Complete DNA sequences as synthesized for DNA libraries used with CHAMP and NucleaSeq methods. From 5′ to 3′: primer-binding region for library amplification, first barcode for identifying a cleaved DNA fragment, constant region for uniform target sequence context, 5′ Cas12a PAM, target sequence, 3′ Cas9 PAM, constant region for uniform target sequence context and length, second barcode for identifying a cleaved DNA fragment, primer-binding region for library amplification (Supplementary Fig. 1b and Online Methods).
Cleavage rates and normalized changes in apparent binding affinity (ΔABA) for all measured DNAs with the indicated RNPs. Sequence: The DNA sequence related to the PAM and guide RNA for the tested RNP. Descriptor: Relationship between the tested DNA sequence and the intended DNA target matching the guide RNA and PAM. ndABA: The change in apparent binding affinity (as measured using CHAMP) for the indicated DNA sequence compared to that of a matched DNA, normalized to the matched DNA (0) and an unmatched negative control DNA (1). ndABA_unc: s.d. of the normalized change in apparent binding affinity as measured by bootstrap analysis. cleavage_rate_log: The log-transformed cleavage rate as measured by NucleaSeq for the indicated DNA sequence. cleavage_rate_log_unc: s.d. of the log-transformed cleavage rate as measured by bootstrap analysis.

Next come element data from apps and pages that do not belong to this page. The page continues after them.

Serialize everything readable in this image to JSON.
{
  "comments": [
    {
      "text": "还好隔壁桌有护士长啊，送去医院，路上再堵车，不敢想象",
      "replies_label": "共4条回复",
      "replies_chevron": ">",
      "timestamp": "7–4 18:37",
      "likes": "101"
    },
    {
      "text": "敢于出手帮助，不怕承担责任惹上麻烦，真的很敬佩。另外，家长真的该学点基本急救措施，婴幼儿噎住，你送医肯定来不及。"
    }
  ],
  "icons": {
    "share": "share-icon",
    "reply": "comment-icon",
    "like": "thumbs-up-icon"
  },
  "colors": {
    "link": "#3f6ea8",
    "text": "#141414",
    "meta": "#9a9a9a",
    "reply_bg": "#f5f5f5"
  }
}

Cleavage rates and average cleavage sites for all measured DNAs treated with the indicated RNPs. Sequence: The DNA sequence related to the PAM and guide RNA for the tested RNP. Descriptor: Relationship between the tested DNA sequence and the intended DNA target matching the guide RNA and PAM. cleavage_rate_log: The log-transformed cleavage rate as measured by NucleaSeq for the indicated DNA sequence. cleavage_rate_log_unc: s.d. of the log-transformed cleavage rate as measured by bootstrap analysis. L_## or R_##: Average left and right side (5′→3′NTS) cleavage sites for the indicated DNA sequence with the indicated RNP at the indicated time. None: Less than 33% of DNAs with the indicated sequence were cleaved in the overall reaction; no average cleavage site available.
About this article

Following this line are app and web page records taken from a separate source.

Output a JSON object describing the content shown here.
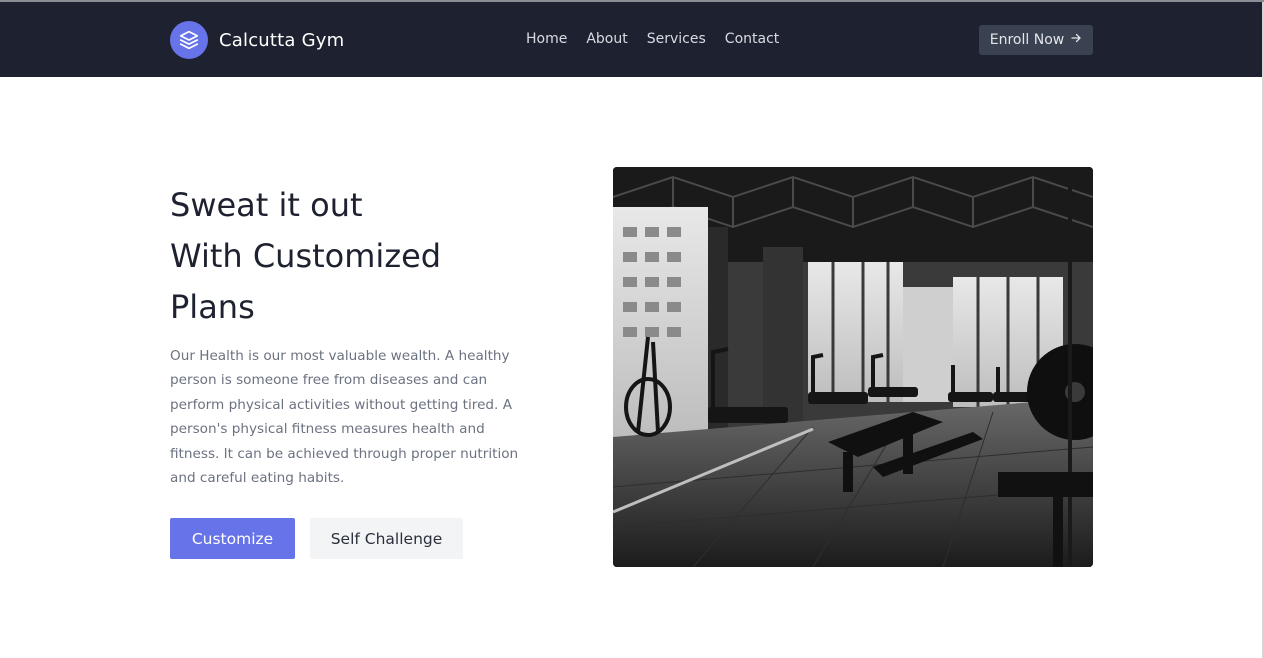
{
  "brand": {
    "name": "Calcutta Gym",
    "logo_icon": "stack-layers-icon",
    "logo_color": "#6773e8"
  },
  "nav": {
    "links": [
      "Home",
      "About",
      "Services",
      "Contact"
    ]
  },
  "header": {
    "cta_label": "Enroll Now",
    "cta_icon": "arrow-right-icon",
    "background": "#1e2230"
  },
  "hero": {
    "title_lines": [
      "Sweat it out",
      "With Customized",
      "Plans"
    ],
    "description": "Our Health is our most valuable wealth. A healthy person is someone free from diseases and can perform physical activities without getting tired. A person's physical fitness measures health and fitness. It can be achieved through proper nutrition and careful eating habits.",
    "primary_button": "Customize",
    "secondary_button": "Self Challenge",
    "accent": "#6773e8"
  }
}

Cite this article
Jones, S.K., Hawkins, J.A., Johnson, N.V. et al. Massively parallel kinetic profiling of natural and engineered CRISPR nucleases. Nat Biotechnol 39, 84–93 (2021). https://doi.org/10.1038/s41587-020-0646-5
Applied Biochemistry and Biotechnology (2021)
Systematic in vitro specificity profiling reveals nicking defects in natural and engineered CRISPR–Cas9 variants
Nucleic Acids Research (2021)
Science Advances (2021)
Quantification of Cas9 binding and cleavage across diverse guide sequences maps landscapes of target engagement
Science Advances (2021)